The Trump administration on Thursday announced new sanctions on a Chinese bank accused of laundering money for North Korean companies and approved a $1.4 billion arms sales package for Taiwan, a pair of measures that is certain to ruffle feathers in Beijing.
Officials said the actions were unrelated and emphasized that the administration was not targeting China. But the moves are likely to raise concerns among Chinese leaders who had sought to get off to a good start with President Trump.
Trump has shown signs of losing patience with China after personally lobbying President Xi Jinping to put more pressure on North Korea to halt its nuclear and ballistic-missile weapons programs. Trump wrote on Twitter last week that China’s efforts have “not worked out,” a declaration that came after the death of American college student Otto Warmbier a few days after returning to the United States following 17 months of detention in North Korea.
Treasury Secretary Steven Mnuchin said the administration was moving to cut off the Bank of Dandong from U.S. financial markets in an effort to block millions of dollars of transactions that funnel money into North Korea for use in its weapons programs.
Under the sanctions, U.S. citizens also will be generally prohibited from doing business with Sun Wei and Ri Song Hyok, who are accused of establishing and running front companies on behalf of North Korea, and Dalian Global Unity Shipping Co., which is accused of transporting 700,000 tons of freight annually, including coal and steel products, between China and North Korea.
The administration announced the sanctions just hours before South Korea’s new president, Moon Jae-in, arrived at the White House for a two-day summit with Trump. Moon campaigned on a platform of greater engagement with Pyongyang, and he has questioned the need for the U.S.-backed THAAD missile defense system that is being installed on the peninsula, which Beijing and Pyongyang have opposed.
Mnuchin said that the United States is “in no way targeting China with these actions” and that U.S. officials “look forward to continuing to work closely with the government of China to stop the illicit financing in North Korea.”
Mnuchin added that this “very significant action” sends the message that the United States will follow the money trail leading to North Korea and continue to crack down on those assisting the country.
“North Korea’s provocative, destabilizing and inhumane behavior will not be tolerated,” Mnuchin said. “We are committed to targeting North Korea’s external enablers and maximizing economic pressure on the regime until it ceases its nuclear and ballistic-missile programs.”
China has repeatedly made clear it opposes “unilateral” sanctions in addition to those agreed to by the United Nations Security Council.
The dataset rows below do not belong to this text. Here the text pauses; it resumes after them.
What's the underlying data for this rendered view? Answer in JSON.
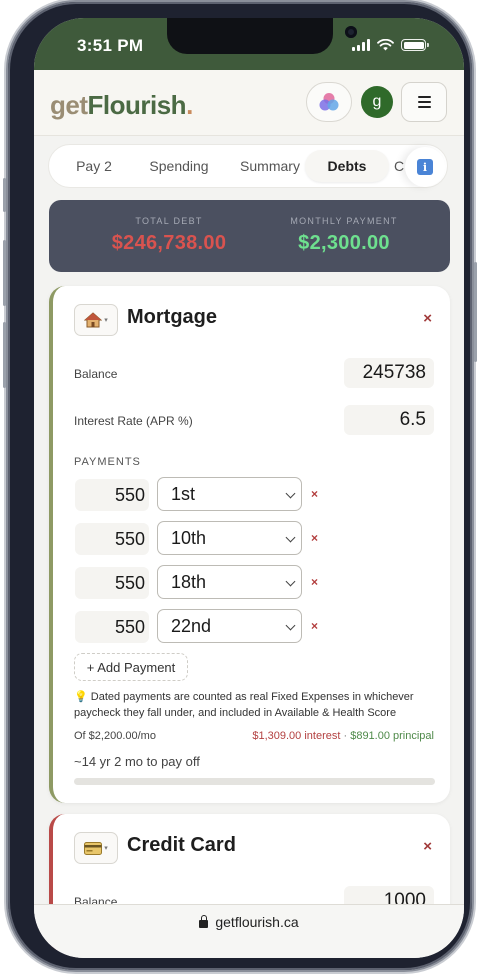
{
  "status_bar": {
    "time": "3:51 PM"
  },
  "header": {
    "logo_part1": "get",
    "logo_part2": "Flourish",
    "logo_dot": ".",
    "avatar_initial": "g"
  },
  "tabs": [
    {
      "label": "Pay 2",
      "active": false
    },
    {
      "label": "Spending",
      "active": false
    },
    {
      "label": "Summary",
      "active": false
    },
    {
      "label": "Debts",
      "active": true
    },
    {
      "label": "C",
      "active": false
    }
  ],
  "totals": {
    "total_debt_label": "TOTAL DEBT",
    "total_debt_value": "$246,738.00",
    "monthly_payment_label": "MONTHLY PAYMENT",
    "monthly_payment_value": "$2,300.00"
  },
  "mortgage": {
    "icon": "house-icon",
    "title": "Mortgage",
    "balance_label": "Balance",
    "balance_value": "245738",
    "rate_label": "Interest Rate (APR %)",
    "rate_value": "6.5",
    "payments_label": "PAYMENTS",
    "payments": [
      {
        "amount": "550",
        "day": "1st"
      },
      {
        "amount": "550",
        "day": "10th"
      },
      {
        "amount": "550",
        "day": "18th"
      },
      {
        "amount": "550",
        "day": "22nd"
      }
    ],
    "add_payment_label": "+ Add Payment",
    "note": "💡 Dated payments are counted as real Fixed Expenses in whichever paycheck they fall under, and included in Available & Health Score",
    "of_per_month": "Of $2,200.00/mo",
    "interest_text": "$1,309.00 interest",
    "separator": " · ",
    "principal_text": "$891.00 principal",
    "payoff_text": "~14 yr 2 mo to pay off",
    "payoff_progress": 0.0
  },
  "credit_card": {
    "icon": "credit-card-icon",
    "title": "Credit Card",
    "balance_label": "Balance",
    "balance_value": "1000"
  },
  "safari": {
    "url": "getflourish.ca"
  },
  "colors": {
    "total_debt_red": "#d9534f",
    "monthly_green": "#6ee08f",
    "interest_red": "#b34040",
    "principal_green": "#4f8a4a",
    "brand_green": "#3f5a3b"
  }
}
Only last week, Foreign Ministry spokesman Geng Shuang said his country opposed the "long-arm jurisdiction" of the United States in this matter.
“We have repeatedly stressed this stance in our communication with the United States, and the U.S. side is also clear about it,” he said during a regular news conference.
In a separate announcement, administration officials said they had approved an arms package for Taiwan that includes advanced rocket and anti-ship missile systems — another measure China has repeatedly said that it firmly opposes.
The package is slightly larger than one that was put on hold at the end of the Obama administration, the officials said, but includes largely the same weapons capabilities.
The sale is considered relatively modest compared with past arms packages. Still, China views the self-ruled island as part of the country and is likely to oppose any such arms transfers.
As president-elect, Trump broke with protocol and accepted a congratulatory phone call from Taiwanese President Tsai Ing-wen in December, angering Xi.
Lt. Gen. H.R. McMaster, Trump’s national security adviser, said Thursday that China had significant economic leverage over North Korea and suggested that it could put more pressure on Pyongyang.
The Trump administration had long signaled that it wanted to move forward with an arms sale to Taiwan but held off because officials worried the sale would make it harder to secure China’s cooperation on North Korea.
“It shows, we believe, our support for Taiwan’s ability to maintain a sufficient self-defense policy,” State Department spokeswoman Heather Nauert said Thursday of the arms deal. “There’s no change, I should point out, to our one-China policy.”
Trump is scheduled to meet with China’s Xi on the sidelines of an economic summit in Hamburg next week, White House officials said.
Simon Denyer contributed reporting from Beijing.